By Jonathon Coombes on May 25, 2009
I thought I would do a follow up on the issue found before with how MySQL Enterprise Monitor (MEM) works with http proxies. Previously it was suggested that using the no_proxy environment variable would be enough, since MEM is based on libcurl and libcurl recognises these certain environment variables to enable flexible control of traffic. However, the problem occurs that things seem to work fine on the initial start, but the heartbeat within MEM is not working properly!
After starting, MEM appears to be all working as there is no error showing up, but on examining the logs you start to get worried when you seem strange url's appearing that suggest heartbeat is trying to access www.agent.com for heartbeat confirmation? Why would the monitoring be attempting to go to an external site and not be done internally?

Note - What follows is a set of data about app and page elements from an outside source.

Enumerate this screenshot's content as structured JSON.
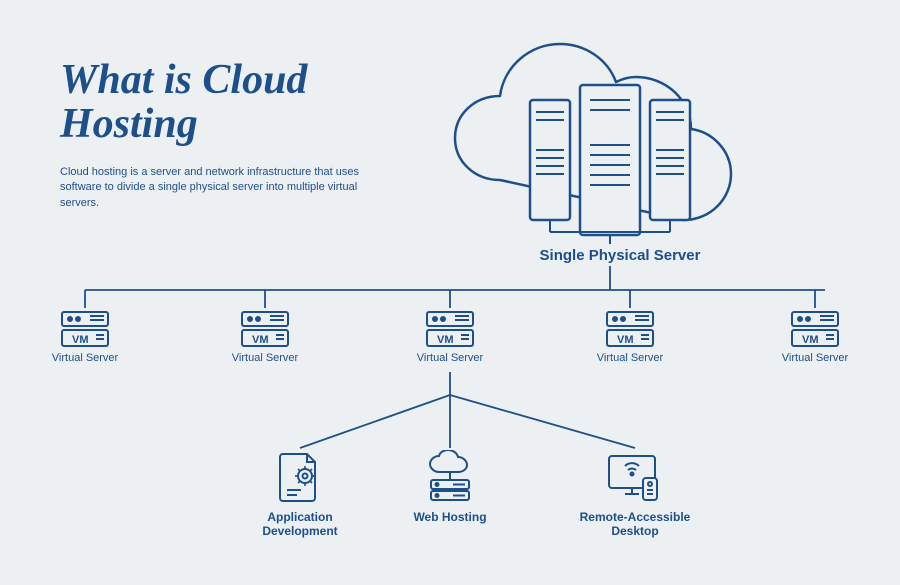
{
  "title_line1": "What is Cloud",
  "title_line2": "Hosting",
  "subtitle": "Cloud hosting is a server and network infrastructure that uses software to divide a single physical server into multiple virtual servers.",
  "physical_label": "Single Physical Server",
  "vms": [
    {
      "label": "Virtual Server"
    },
    {
      "label": "Virtual Server"
    },
    {
      "label": "Virtual Server"
    },
    {
      "label": "Virtual Server"
    },
    {
      "label": "Virtual Server"
    }
  ],
  "uses": [
    {
      "label": "Application\nDevelopment"
    },
    {
      "label": "Web Hosting"
    },
    {
      "label": "Remote-Accessible\nDesktop"
    }
  ],
  "colors": {
    "primary": "#1d4f8b",
    "bg": "#edf0f3"
  }
}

Well, the problem was quickly dismissed when using the no_proxy environment variable to turn off the use of the proxy by the agent server. This worked when using the wildcard ("\*") for all ip addresses, but not if the specific heartbeat server ip address was used. This seemed odd as it is well documented to support single or multiple ip addresses in the definition as defined by curl. So a setting of:
shell> export NO_PROXY="192.168.1.1"

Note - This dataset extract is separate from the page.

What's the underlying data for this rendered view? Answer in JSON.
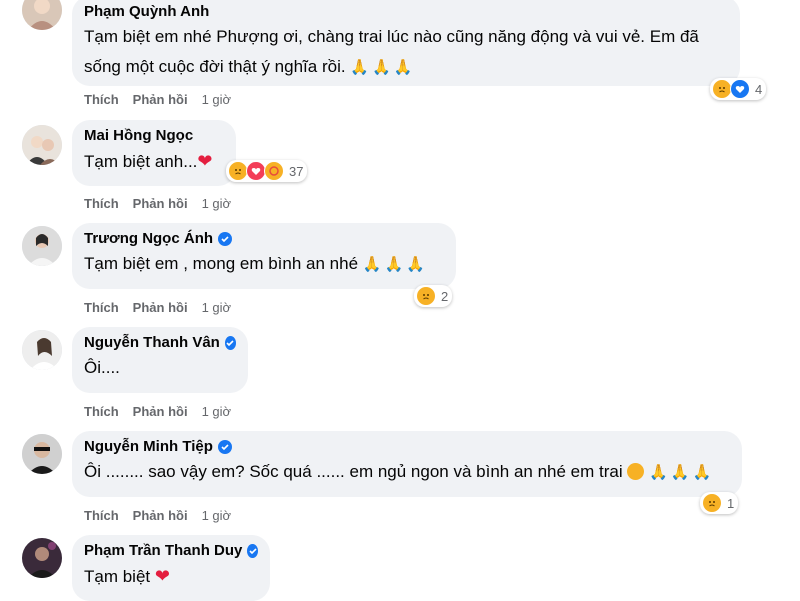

should work, where 192.168.1.1 is our heartbeat server.
This suggested that there was a problem with the proxy software being used. On checking what proxy was used, it was Wingate, which from my experiences in the past, confirmed relatively quickly for me that it was not treating the url correctly. However, on looking at other proxies, the same result seemed to occur?
I talked with one of the guys on #curl on freenode to find out if this was a known problem. Initial confirmation was the the no_proxy environment variable worked fine for both single, multiple and wildcard ip addresses. However, I mentioned that the url is of the full form as:
so one of this form was tried and it failed! It seems that the libcurl library was not properly parsing the url in the full RFC-compliant form and instead extracted a "valid" url based on http://username. This would usually be interpreted by modern browsers as http://www.username.com and hence with the common name of 'agent', the mystery url of www.agent.com was able to be explained.
The good news is that the libcurl guy I talked with produced a patch within 20 minutes, with testing and made it available for incorporating into the next version. As for MEM, it will either use the new libcurl library, or separating out the authentication from the url may also be an option. Which ever method is used, this is not going to be solved until version 2.1 I am afraid. Thankfully, most people will be able to simply turn off all proxy attempts using the wildcard on the agent server, with only a few people probably be affected by this bug in the short term.